The fall of Lula: a symbol of the situation of the Latin American left?

Although he probably will not be able to participate as a candidate in the elections, Lula still has 34% of the voting intention in his favor, compared to the 17% of his closest opponent

The fall of Lula: a symbol of the situation of the Latin American left?

The images of the last 24 hours of freedom of ex-president Luiz Inácio Lula Da Silva, and of the hundreds of followers who have decided to camp outside the prison in which the former president will be held in Curitiba, are a clear demonstration of the support that a part of the Brazilian people still offers to the exmandatario. The sympathizers not only have entrenched themselves in front of the prison, but also sought to prevent the delivery of the popular leader, when he was preparing to travel from São Paulo to the place of imprisonment.

Leer en español: La caída de Lula: ¿un símbolo de la situación de la izquierda latinoamericana?

The sentence of Lula represents a harsh lesson for the Brazilian working class that has witnessed first-hand the political fall of the left in the country and one of its most popular leaders. The discouraging message that the people of Brazil are receiving may have harsh consequences for future generations of young people who will surely study the failure of leftist movements in Latin America. The dream of continental socialism seems to fade with the entry into jail of who was considered by Obama in 2009 as "the most popular politician on the planet".

Leja em português: A queda de Lula: um símbolo da situação da esquerda latino-americana?

The former president's favorability, explained by the combination of an economic boom, strong social policies and a historical context that allowed Brazil to become one of the powers of the developing South, persists above accusations of corruption and embezzlement. According to the survey carried out by Datafolha at the end of last year, even with the judicial process open, Luiz Inácio Lula Da Silva is the first option for the next elections in October. While the chances of the Brazilian courts preventing him from participating in the elections as a candidate are high, Lula has a 34% of the voting intention compared to 17% of his closest opponent, Bolsonaro. A popular support that was recorded this weekend, when his supporters were entrenched at the exit of the Metalworkers Union of São Bernardo do Campo, in São Paulo.

As Alberto Carlos Almeida, Brazil's public opinion expert at BBC World, pointed out, Brazil's intention to vote does not ignore the accusations against the former president, but "because they believe that all politicians are corrupt, they continue to vote for Lula because Lula, despite being corrupt, improved their lives". The disenchantment of citizens towards the Brazilian ruling class, associated in recent years with serious cases of corruption such as Lava Jato and Odebrecht, has had obvious consequences on the perception and political trust of the voters.
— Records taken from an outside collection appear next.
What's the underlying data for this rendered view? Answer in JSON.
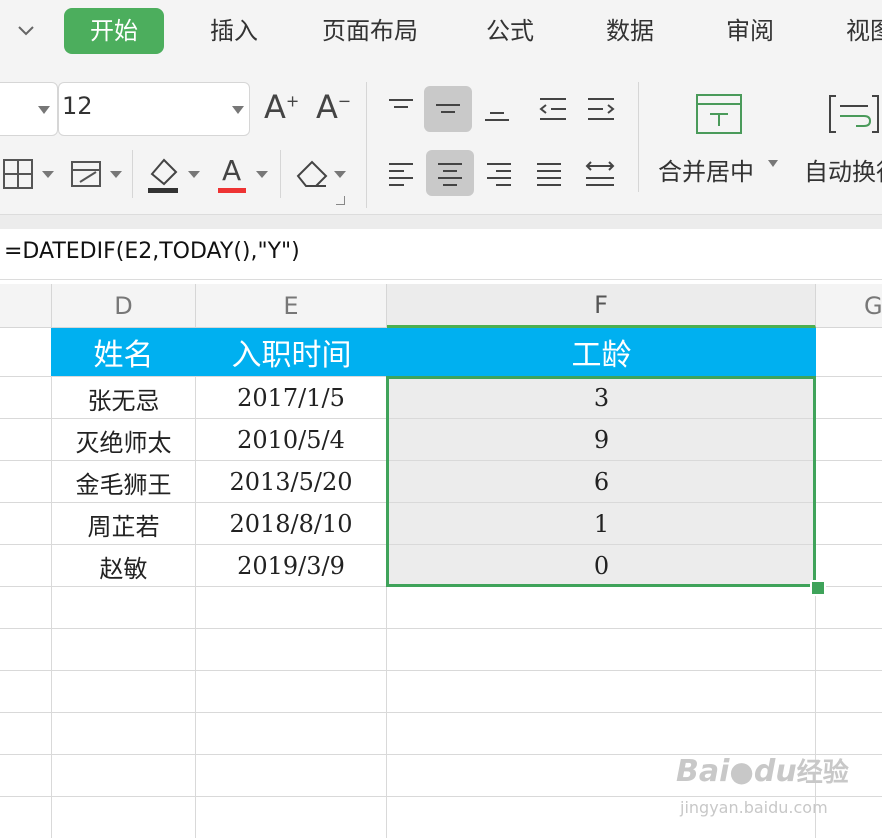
{
  "menu": {
    "tabs": [
      {
        "label": "开始",
        "active": true
      },
      {
        "label": "插入"
      },
      {
        "label": "页面布局"
      },
      {
        "label": "公式"
      },
      {
        "label": "数据"
      },
      {
        "label": "审阅"
      },
      {
        "label": "视图"
      }
    ]
  },
  "ribbon": {
    "font_size": "12",
    "font_grow": "A",
    "font_shrink": "A",
    "merge_center_label": "合并居中",
    "auto_wrap_label": "自动换行",
    "font_color_glyph": "A"
  },
  "formula_bar": {
    "formula": "=DATEDIF(E2,TODAY(),\"Y\")"
  },
  "sheet": {
    "column_headers": [
      "D",
      "E",
      "F",
      "G"
    ],
    "header_row": [
      "姓名",
      "入职时间",
      "工龄"
    ],
    "header_color": "#00b0f0",
    "selection_color": "#3fa35a",
    "rows": [
      {
        "name": "张无忌",
        "date": "2017/1/5",
        "years": "3"
      },
      {
        "name": "灭绝师太",
        "date": "2010/5/4",
        "years": "9"
      },
      {
        "name": "金毛狮王",
        "date": "2013/5/20",
        "years": "6"
      },
      {
        "name": "周芷若",
        "date": "2018/8/10",
        "years": "1"
      },
      {
        "name": "赵敏",
        "date": "2019/3/9",
        "years": "0"
      }
    ]
  },
  "watermark": {
    "brand": "Bai",
    "brand2": "du",
    "site_cn": "经验",
    "url": "jingyan.baidu.com"
  }
}
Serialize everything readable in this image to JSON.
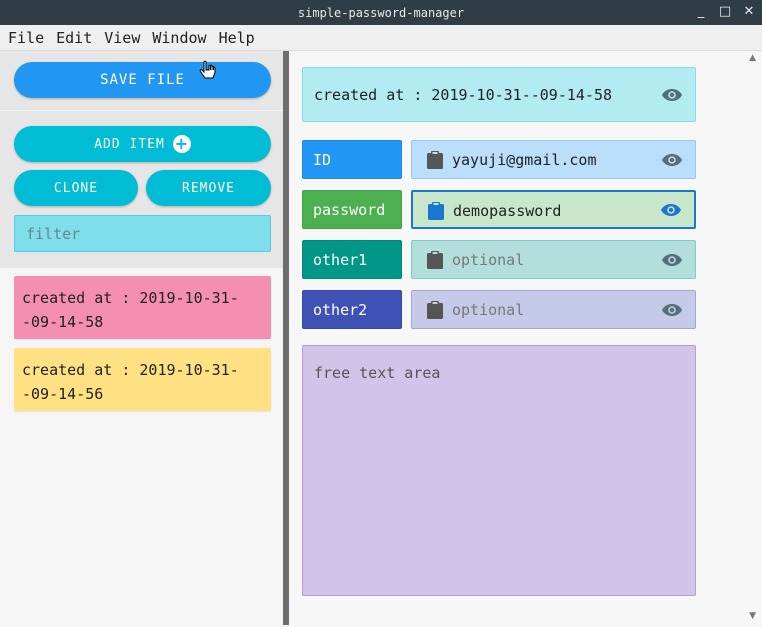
{
  "window": {
    "title": "simple-password-manager",
    "controls": [
      "_",
      "□",
      "✕"
    ]
  },
  "menu": [
    "File",
    "Edit",
    "View",
    "Window",
    "Help"
  ],
  "sidebar": {
    "save_label": "SAVE FILE",
    "add_label": "ADD ITEM",
    "clone_label": "CLONE",
    "remove_label": "REMOVE",
    "filter_placeholder": "filter",
    "entries": [
      {
        "text": "created at : 2019-10-31--09-14-58",
        "color": "#f48fb1"
      },
      {
        "text": "created at : 2019-10-31--09-14-56",
        "color": "#ffe082"
      }
    ]
  },
  "detail": {
    "created": "created at : 2019-10-31--09-14-58",
    "rows": [
      {
        "label": "ID",
        "value": "yayuji@gmail.com",
        "placeholder": "",
        "label_color": "#2196f3",
        "field_color": "#bbdefb"
      },
      {
        "label": "password",
        "value": "demopassword",
        "placeholder": "",
        "label_color": "#4caf50",
        "field_color": "#c8e6c9"
      },
      {
        "label": "other1",
        "value": "",
        "placeholder": "optional",
        "label_color": "#009688",
        "field_color": "#b2dfdb"
      },
      {
        "label": "other2",
        "value": "",
        "placeholder": "optional",
        "label_color": "#3f51b5",
        "field_color": "#c5cae9"
      }
    ],
    "free_text_placeholder": "free text area"
  },
  "colors": {
    "accent_blue": "#2196f3",
    "accent_cyan": "#00bcd4",
    "eye_icon": "#546e7a"
  }
}
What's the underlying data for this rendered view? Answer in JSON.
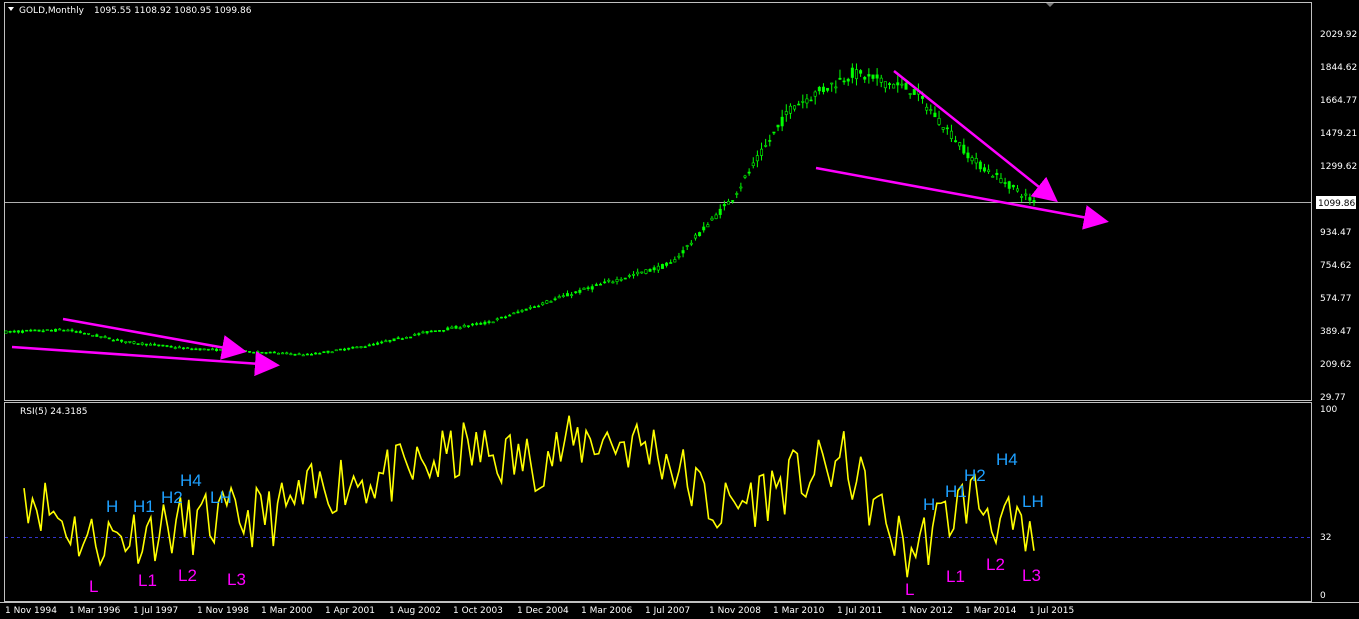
{
  "header": {
    "symbol": "GOLD,Monthly",
    "ohlc": "1095.55 1108.92 1080.95 1099.86"
  },
  "main_pane": {
    "price_ticks": [
      "2029.92",
      "1844.62",
      "1664.77",
      "1479.21",
      "1299.62",
      "1099.86",
      "934.47",
      "754.62",
      "574.77",
      "389.47",
      "209.62",
      "29.77"
    ],
    "current_price": "1099.86"
  },
  "rsi_pane": {
    "title": "RSI(5) 24.3185",
    "ticks": [
      "100",
      "32",
      "0"
    ]
  },
  "time_axis": [
    "1 Nov 1994",
    "1 Mar 1996",
    "1 Jul 1997",
    "1 Nov 1998",
    "1 Mar 2000",
    "1 Apr 2001",
    "1 Aug 2002",
    "1 Oct 2003",
    "1 Dec 2004",
    "1 Mar 2006",
    "1 Jul 2007",
    "1 Nov 2008",
    "1 Mar 2010",
    "1 Jul 2011",
    "1 Nov 2012",
    "1 Mar 2014",
    "1 Jul 2015"
  ],
  "colors": {
    "background": "#000000",
    "candles": "#00ff00",
    "rsi_line": "#ffff00",
    "trend_arrows": "#ff00ff",
    "label_high": "#1ea0ff",
    "label_low": "#ff00ff",
    "level_line": "#3333cc"
  },
  "annotations": {
    "left": {
      "H": "H",
      "H1": "H1",
      "H2": "H2",
      "H4": "H4",
      "LH": "LH",
      "L": "L",
      "L1": "L1",
      "L2": "L2",
      "L3": "L3"
    },
    "right": {
      "H": "H",
      "H1": "H1",
      "H2": "H2",
      "H4": "H4",
      "LH": "LH",
      "L": "L",
      "L1": "L1",
      "L2": "L2",
      "L3": "L3"
    }
  },
  "chart_data": [
    {
      "type": "line",
      "title": "GOLD,Monthly",
      "description_series": "Monthly close (approx.)",
      "x": [
        "1994-11",
        "1996-03",
        "1997-07",
        "1998-11",
        "2000-03",
        "2001-04",
        "2002-08",
        "2003-10",
        "2004-12",
        "2006-03",
        "2007-07",
        "2008-11",
        "2010-03",
        "2011-07",
        "2011-09",
        "2012-11",
        "2014-03",
        "2015-07"
      ],
      "series": [
        {
          "values": [
            384,
            396,
            330,
            294,
            279,
            260,
            310,
            386,
            438,
            560,
            665,
            760,
            1115,
            1630,
            1810,
            1720,
            1330,
            1100
          ]
        }
      ],
      "ylim": [
        29.77,
        2120
      ]
    },
    {
      "type": "line",
      "title": "RSI(5) 24.3185",
      "x": [
        "1994-11",
        "1996-03",
        "1997-07",
        "1998-11",
        "2000-03",
        "2001-04",
        "2002-08",
        "2003-10",
        "2004-12",
        "2006-03",
        "2007-07",
        "2008-11",
        "2010-03",
        "2011-07",
        "2012-11",
        "2014-03",
        "2015-07"
      ],
      "series": [
        {
          "values": [
            58,
            30,
            35,
            40,
            44,
            62,
            65,
            78,
            72,
            85,
            80,
            45,
            60,
            72,
            22,
            55,
            24.3185
          ]
        }
      ],
      "ylim": [
        0,
        100
      ],
      "levels": [
        32
      ]
    }
  ]
}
For those of us who witnessed the years of Lula's term and the results of his social policies - more than 29 million people crossed the poverty line between 2003 and 2010 - the fall of his figure in the corruption networks that seem to trap to all the governments of South America, represents a low blow to political idealism. In a continent that for decades of social movements and guerrilla warfare had not witnessed as many leaders of the left in power as it did during the first years of the 21st century, accusations of corruption undoubtedly represent a setback to the continent's social future.

In the case of Brazil, the trial against Lula and the dismissal of Dilma Rousseff call into question the Workers' Party (PT) and its achievements during the last decades. Accusations of corruption and misappropriation of funds against these leaders stain the image of a political movement born in the 1980s with the firm intention of representing the organized labor movement. Today more than ever, the pressure on the popular leaders seems to collapse the socialist dream. To this is added the strong social tensions that are experienced daily in Brazil, exemplified by the recent murder of activist Marielle Franco. The police repression against young people in the favelas and the murder of the activist and political leader who had denounced these practices, increase the atmosphere of tension in the working class.


Latin American Post | Laura Delgado

Translated from "La caída de Lula: ¿un símbolo de la situación de la izquierda latinoamericana?"